In the 1970's Congress established an environmental protection regulatory system by passing laws which, like many preceding regulatory statutes, set relatively broad goals and timetables and left substantial discretion to the implementing agency on how best to achieve those goals. As demonstrated in the recent reauthorizations of the Resource Conservation and Recovery Act (RCRA) and the Comprehensive Environmental Response, Compensation and Liability Act (CERCLA), however, Congress is no longer confident that the Environmental Protection Agency (EPA)' will exercise such discretion as intended by Congress. As a result, Congress itself has had to assume the role of regulator, making some of the detailed technical and administrative determinations typically left to the implementing agency. Instead of authorizing EPA to regulate the disposal of chemical wastes, Congress has prescribed the limits. Instead of relying on EPA to meet deadlines, Congress has established self-enforcing standards to be implemented in the absence of agency action. Instead of allowing EPA to establish technical standards of safety, Congress has set minimum requirements that EPA may not reduce.
James J. Florio,
Congress as Reluctant Regulator: Hazardous Waste Policy in the 1980's,

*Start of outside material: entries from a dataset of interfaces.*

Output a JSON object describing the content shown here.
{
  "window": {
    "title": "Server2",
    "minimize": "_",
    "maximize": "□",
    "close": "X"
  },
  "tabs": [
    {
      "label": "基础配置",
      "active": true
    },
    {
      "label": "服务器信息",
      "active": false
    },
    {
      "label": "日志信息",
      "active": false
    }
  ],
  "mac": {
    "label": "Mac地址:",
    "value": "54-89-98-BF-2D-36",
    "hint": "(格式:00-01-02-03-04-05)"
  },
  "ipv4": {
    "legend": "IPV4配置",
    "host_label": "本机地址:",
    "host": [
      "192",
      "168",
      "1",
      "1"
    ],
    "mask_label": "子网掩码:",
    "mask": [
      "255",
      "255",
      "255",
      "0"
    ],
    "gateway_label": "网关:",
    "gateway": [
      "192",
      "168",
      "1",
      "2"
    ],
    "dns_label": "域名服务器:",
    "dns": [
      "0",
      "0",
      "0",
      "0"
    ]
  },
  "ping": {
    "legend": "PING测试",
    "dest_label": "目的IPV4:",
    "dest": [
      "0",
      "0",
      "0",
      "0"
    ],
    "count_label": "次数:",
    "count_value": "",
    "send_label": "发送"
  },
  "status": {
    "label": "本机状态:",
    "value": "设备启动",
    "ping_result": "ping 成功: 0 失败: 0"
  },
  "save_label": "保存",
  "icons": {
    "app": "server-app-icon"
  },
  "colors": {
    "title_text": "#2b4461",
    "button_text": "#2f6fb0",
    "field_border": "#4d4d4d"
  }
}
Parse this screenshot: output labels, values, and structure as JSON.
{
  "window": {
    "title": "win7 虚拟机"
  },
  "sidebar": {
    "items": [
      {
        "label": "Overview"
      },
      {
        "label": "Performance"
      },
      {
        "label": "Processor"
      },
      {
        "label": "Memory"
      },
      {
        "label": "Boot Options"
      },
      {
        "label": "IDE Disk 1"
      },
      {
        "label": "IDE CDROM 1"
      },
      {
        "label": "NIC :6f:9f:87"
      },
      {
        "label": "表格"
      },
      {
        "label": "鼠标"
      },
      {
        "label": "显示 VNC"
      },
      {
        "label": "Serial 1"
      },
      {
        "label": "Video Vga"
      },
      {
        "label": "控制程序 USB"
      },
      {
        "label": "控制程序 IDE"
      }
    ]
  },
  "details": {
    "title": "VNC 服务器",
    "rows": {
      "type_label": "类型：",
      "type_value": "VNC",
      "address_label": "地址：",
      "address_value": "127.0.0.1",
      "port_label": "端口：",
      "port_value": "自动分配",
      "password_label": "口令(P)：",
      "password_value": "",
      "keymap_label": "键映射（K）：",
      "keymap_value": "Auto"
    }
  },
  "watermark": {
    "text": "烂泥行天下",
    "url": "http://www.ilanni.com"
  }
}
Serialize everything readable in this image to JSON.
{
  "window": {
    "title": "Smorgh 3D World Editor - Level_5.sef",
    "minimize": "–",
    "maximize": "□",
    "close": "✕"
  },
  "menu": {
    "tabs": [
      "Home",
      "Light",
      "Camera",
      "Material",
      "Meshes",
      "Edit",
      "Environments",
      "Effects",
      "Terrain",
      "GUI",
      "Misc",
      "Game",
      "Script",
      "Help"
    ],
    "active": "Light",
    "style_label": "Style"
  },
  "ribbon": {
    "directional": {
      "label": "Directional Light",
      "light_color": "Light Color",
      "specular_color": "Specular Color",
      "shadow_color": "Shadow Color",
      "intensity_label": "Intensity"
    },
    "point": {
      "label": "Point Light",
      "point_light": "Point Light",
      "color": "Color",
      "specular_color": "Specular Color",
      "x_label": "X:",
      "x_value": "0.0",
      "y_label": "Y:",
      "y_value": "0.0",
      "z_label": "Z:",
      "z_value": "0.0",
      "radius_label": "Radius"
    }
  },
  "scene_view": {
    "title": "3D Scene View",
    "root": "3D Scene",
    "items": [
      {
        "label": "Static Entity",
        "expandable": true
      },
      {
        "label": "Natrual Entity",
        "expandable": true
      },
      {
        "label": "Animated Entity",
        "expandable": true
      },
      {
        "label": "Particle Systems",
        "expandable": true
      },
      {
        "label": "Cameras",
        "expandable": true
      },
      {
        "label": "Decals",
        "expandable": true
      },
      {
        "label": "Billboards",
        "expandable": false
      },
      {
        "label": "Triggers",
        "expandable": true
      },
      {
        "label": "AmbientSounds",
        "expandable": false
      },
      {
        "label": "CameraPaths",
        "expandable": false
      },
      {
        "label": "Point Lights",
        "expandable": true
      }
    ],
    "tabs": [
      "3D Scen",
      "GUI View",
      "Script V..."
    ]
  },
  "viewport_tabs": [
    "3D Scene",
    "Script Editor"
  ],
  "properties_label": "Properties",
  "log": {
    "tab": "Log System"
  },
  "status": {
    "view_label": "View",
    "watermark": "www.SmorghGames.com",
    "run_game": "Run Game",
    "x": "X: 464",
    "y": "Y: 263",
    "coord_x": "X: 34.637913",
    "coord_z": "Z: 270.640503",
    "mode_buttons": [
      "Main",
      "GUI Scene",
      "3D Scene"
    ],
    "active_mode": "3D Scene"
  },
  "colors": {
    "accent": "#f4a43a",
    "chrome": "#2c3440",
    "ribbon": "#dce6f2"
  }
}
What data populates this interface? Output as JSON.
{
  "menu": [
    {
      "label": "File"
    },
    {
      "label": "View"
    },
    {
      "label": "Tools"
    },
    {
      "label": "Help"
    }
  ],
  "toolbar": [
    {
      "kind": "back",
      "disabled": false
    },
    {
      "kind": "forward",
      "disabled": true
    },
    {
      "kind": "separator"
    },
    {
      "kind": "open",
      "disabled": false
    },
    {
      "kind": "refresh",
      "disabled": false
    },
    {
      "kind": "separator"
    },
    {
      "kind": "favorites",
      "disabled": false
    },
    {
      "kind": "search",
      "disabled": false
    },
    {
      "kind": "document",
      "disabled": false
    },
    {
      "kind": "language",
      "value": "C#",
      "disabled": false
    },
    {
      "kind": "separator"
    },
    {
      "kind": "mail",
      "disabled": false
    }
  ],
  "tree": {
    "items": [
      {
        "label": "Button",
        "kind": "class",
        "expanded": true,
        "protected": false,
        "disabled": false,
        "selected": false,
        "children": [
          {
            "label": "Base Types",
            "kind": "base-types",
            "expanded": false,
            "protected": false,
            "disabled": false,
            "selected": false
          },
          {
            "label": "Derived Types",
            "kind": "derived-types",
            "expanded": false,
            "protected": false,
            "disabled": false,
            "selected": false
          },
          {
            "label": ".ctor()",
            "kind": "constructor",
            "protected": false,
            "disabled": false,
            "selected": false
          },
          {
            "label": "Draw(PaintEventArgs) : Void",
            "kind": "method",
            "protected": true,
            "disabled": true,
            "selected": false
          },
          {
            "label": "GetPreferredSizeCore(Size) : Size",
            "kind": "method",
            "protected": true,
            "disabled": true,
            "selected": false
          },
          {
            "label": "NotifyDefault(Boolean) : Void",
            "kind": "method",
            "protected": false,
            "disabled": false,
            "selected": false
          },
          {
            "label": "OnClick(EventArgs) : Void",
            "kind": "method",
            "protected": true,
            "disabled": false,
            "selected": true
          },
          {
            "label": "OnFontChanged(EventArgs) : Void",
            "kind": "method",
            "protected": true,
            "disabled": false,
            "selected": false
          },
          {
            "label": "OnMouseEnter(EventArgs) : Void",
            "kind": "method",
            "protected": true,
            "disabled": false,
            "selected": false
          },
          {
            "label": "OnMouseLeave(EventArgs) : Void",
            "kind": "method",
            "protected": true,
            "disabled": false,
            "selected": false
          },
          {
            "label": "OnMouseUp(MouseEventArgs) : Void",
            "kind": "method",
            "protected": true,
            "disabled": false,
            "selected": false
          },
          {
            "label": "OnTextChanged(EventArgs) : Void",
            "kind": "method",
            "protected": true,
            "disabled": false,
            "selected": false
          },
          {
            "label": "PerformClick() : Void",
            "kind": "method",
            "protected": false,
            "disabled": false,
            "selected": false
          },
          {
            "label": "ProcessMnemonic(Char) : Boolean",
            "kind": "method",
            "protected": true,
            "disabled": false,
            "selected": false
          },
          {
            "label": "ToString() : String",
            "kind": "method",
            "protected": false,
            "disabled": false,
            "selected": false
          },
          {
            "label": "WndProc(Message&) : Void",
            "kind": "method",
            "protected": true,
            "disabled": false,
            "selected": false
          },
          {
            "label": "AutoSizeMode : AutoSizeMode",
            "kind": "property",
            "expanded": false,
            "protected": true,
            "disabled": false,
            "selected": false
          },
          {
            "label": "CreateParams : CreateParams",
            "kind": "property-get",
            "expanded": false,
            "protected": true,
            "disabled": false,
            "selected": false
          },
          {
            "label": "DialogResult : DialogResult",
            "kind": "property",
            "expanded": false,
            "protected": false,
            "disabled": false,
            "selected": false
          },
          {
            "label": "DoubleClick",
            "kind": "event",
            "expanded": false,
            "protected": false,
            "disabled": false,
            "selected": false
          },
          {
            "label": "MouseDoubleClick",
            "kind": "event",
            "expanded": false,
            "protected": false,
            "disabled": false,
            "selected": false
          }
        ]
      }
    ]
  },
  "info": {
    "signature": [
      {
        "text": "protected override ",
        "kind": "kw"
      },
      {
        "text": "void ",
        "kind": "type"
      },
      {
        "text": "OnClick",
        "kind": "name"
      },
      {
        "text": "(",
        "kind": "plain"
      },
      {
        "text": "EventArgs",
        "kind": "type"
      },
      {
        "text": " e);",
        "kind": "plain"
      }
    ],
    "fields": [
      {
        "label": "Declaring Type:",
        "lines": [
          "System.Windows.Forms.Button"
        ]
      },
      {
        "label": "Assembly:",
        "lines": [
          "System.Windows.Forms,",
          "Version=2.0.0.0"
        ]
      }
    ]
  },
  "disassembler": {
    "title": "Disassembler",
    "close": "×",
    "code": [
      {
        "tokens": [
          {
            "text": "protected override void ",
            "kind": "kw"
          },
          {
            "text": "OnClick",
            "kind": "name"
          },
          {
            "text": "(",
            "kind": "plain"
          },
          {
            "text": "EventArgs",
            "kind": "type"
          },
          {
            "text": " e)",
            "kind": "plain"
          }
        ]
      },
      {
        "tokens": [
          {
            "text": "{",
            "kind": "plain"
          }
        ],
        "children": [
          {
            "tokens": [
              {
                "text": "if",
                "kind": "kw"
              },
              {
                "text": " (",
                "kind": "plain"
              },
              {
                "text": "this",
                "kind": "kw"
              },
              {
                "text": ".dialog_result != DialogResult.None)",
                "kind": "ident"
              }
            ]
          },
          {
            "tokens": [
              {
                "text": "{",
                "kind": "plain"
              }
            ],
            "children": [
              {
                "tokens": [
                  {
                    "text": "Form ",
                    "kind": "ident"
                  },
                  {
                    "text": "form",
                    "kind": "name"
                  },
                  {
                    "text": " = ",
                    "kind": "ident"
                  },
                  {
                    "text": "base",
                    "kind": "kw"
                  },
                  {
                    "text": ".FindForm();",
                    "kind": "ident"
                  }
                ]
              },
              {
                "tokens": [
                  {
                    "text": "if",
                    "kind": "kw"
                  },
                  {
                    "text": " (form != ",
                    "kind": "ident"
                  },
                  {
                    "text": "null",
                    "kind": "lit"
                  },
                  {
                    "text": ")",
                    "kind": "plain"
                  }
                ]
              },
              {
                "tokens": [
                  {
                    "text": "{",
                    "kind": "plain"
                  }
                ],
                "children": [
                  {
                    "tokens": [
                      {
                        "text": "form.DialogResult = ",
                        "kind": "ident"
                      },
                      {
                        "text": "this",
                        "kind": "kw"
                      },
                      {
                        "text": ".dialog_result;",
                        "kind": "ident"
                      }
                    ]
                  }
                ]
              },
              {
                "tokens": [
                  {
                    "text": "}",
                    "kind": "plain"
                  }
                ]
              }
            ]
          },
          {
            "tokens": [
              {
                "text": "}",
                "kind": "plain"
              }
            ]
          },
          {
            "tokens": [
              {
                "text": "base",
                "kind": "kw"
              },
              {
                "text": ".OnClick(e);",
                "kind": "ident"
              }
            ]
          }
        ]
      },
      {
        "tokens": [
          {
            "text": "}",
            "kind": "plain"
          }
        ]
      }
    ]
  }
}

Yale J. on Reg.
Available at: http://digitalcommons.law.yale.edu/yjreg/vol3/iss2/6